The NFL Combine in Indianapolis are fun to follow for draftniks and other football geeks. But let’s not get crazy over numbers. The only numbers that really matter are the in-game football statistics, and even then they can be deceiving.
Here’s a combine report from several years ago….
“Blessed with incredible speed (clocked at 4.56 in the 40-yard dash), long limbs and superb strength, He is the prototype pass rusher that professional teams look for — big, fast, strong and explosive. An avid performer in the weight room, he boasted the best bench press on the team at 455 pounds. He also put on an impressive performance for teammates, squatting 405 pounds 20 times.”
Who is the player?

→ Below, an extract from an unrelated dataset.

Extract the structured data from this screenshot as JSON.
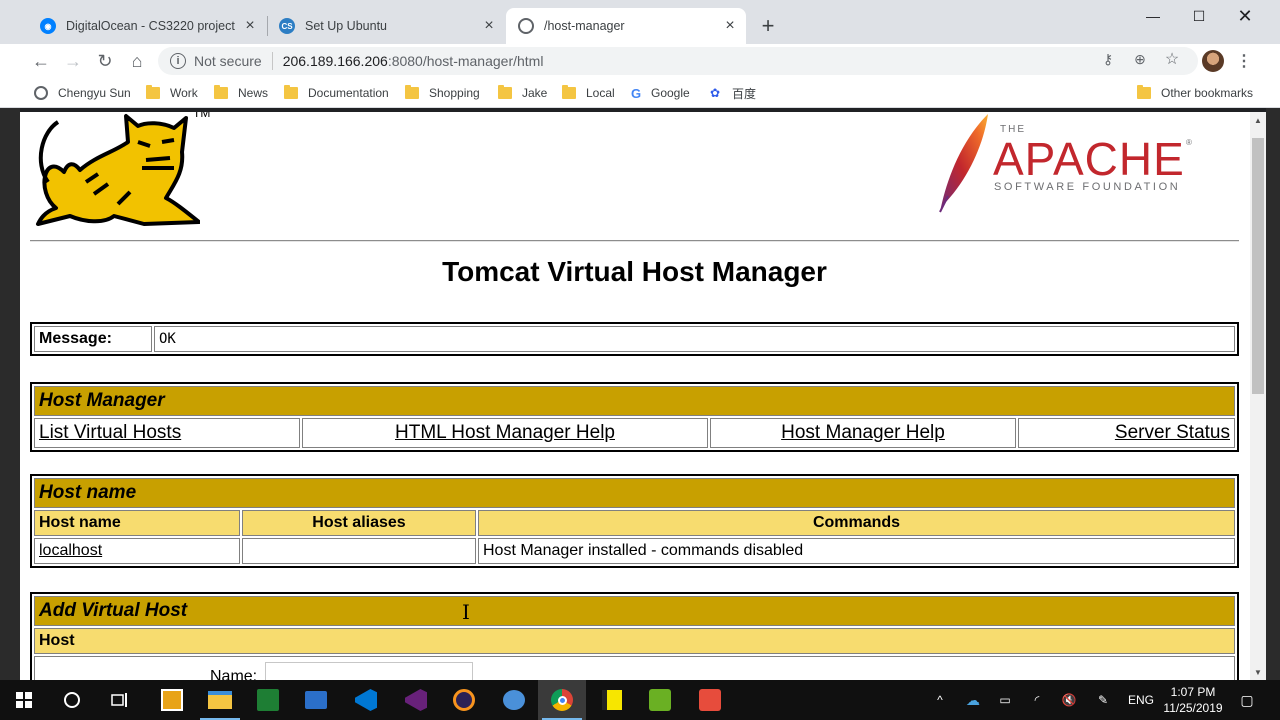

Vernon Gholston of Ohio State, who was drafted sixth overall by the Jets in 2008—so much for “can’t miss” prospects. Size does matter, sometimes, but only if the player has the talent to utilize it to his advantage.
Gholston was supposed to be a year-in, year-out challenger for the NFL sack leader but has yet to translate his athleticism into kinetic form. Denver’s Elvis Dumervil, a 4th round selection in the 2006 draft, led the NFL with 17 sacks in 2009.
Dumervil is 5″11 3/8″, 255 lbs. His combine numbers were nowhere near as impressive as Gholston’s, yet Dumervil has amassed 43 sacks and 10 forced fumbles in his first four NFL seasons.
This is football—not sprinting, high-jumping or weightlifting.
Dumervil knows how to play.
Gholston does not.
Quarterbacks seem to get held to a different standard, though.
This year’s combine is devoid of many of the top-rated QBs in the upcoming draft. I agree with Mike Holmgren on this. These guys are only hurting themselves here.
The evaluators understand that these kids will be a bit out of their element: different receivers, pro routes etc. If they have a shaky combine, its understandable. If they shine, their draft stock rises.
Teams looking for QB in this draft may get cold feet and trade down rather than waste a top-5 draft choice on a kid they haven’t been able to work out.
The combine sends mixed messages and NFL GMs must learn how to decipher those messages. Many of the good ones take the combine at face value, but they still take it in. By skipping it, players send a clear message to GMs, one that may work against them on draft day.